Just for your fun and horror
Fri, 16 Feb 2001 16:46:53 +0000
> `return' in Haskell vs `return' in C,...
Unless you're one of Asimov's technicians of eternity, it is a bit
difficult to change the history of programming languages, and assuming
that the students pay for the opportunity to learn, you can't really
fire them either.. but I agree with Mathias' suggestion to go from the
specific to the general.
Before anyone complains that abstract and generalised concepts are so
much more important and powerful that specific and simplified instances
- if you believe this, you will also agree that giving students a
chance to learn the general process of abstraction for themselves is more
important and empowering than teaching them some specific abstractions.
(I'm not sure whether it is even possible to reach all students in
a course, but I will certainly not recommend to give up trying;-)
One way to look at the problem is that some of your students have
concrete experience with `return' in different contexts, and that
Haskell tries to make different things look similar here. You say
"we worked with monads for several weeks" but, you being yourself,

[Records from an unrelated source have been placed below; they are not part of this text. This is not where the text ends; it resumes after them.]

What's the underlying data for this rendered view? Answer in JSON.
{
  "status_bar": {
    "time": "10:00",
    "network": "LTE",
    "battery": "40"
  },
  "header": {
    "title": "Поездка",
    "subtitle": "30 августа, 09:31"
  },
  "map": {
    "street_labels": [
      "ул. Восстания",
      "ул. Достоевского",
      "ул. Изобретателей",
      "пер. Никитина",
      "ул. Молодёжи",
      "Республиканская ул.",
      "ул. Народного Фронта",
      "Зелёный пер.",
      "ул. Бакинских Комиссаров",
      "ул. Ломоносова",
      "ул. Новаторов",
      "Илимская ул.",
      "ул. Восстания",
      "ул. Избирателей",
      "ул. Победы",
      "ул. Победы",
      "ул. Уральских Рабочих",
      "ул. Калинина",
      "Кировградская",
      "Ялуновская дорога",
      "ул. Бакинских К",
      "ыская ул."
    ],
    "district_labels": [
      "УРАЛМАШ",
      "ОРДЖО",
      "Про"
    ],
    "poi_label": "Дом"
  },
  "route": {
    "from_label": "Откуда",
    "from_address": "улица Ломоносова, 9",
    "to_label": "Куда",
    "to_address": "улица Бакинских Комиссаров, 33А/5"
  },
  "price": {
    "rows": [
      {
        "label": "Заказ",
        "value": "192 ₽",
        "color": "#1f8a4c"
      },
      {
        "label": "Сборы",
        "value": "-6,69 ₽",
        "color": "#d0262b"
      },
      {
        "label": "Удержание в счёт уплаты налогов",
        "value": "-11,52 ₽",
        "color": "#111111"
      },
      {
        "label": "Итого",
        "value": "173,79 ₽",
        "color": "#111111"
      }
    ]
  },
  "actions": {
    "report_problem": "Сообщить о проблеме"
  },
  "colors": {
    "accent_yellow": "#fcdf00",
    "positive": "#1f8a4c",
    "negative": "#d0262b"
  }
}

this was probably at a fairly abstract and general level, right?
My suggestion is to give your students some concrete experience to
counter the one they bring into your course, by introducing the
abstract monads via an intermediate step of concrete representations.
As you're teaching programming language implementation anyway, why not
have an algebraic datatype with return and bind *constructors*,
together with some explicit *interpreters* (plural) for the language of
structures built from those constructors (even as student exercises)?
Perhaps we can gain a better understanding of the student perspective
if we compare the situation with lists or other data structures: do we
start teaching their folds and the fold-representation of data
structures right away, or do we start with concrete intermediate
structures, and move on to folds and deforestation later?
Of course, with a concrete representation of monads, it is difficult to
hold up the law, so after this intermediate step (in which students get
their hands on `return' et.al., and in which interpreters can interpret
`return a' in any way they please), one can move on to an abstract data
type of monads. After all, that's what abstract data types are there for.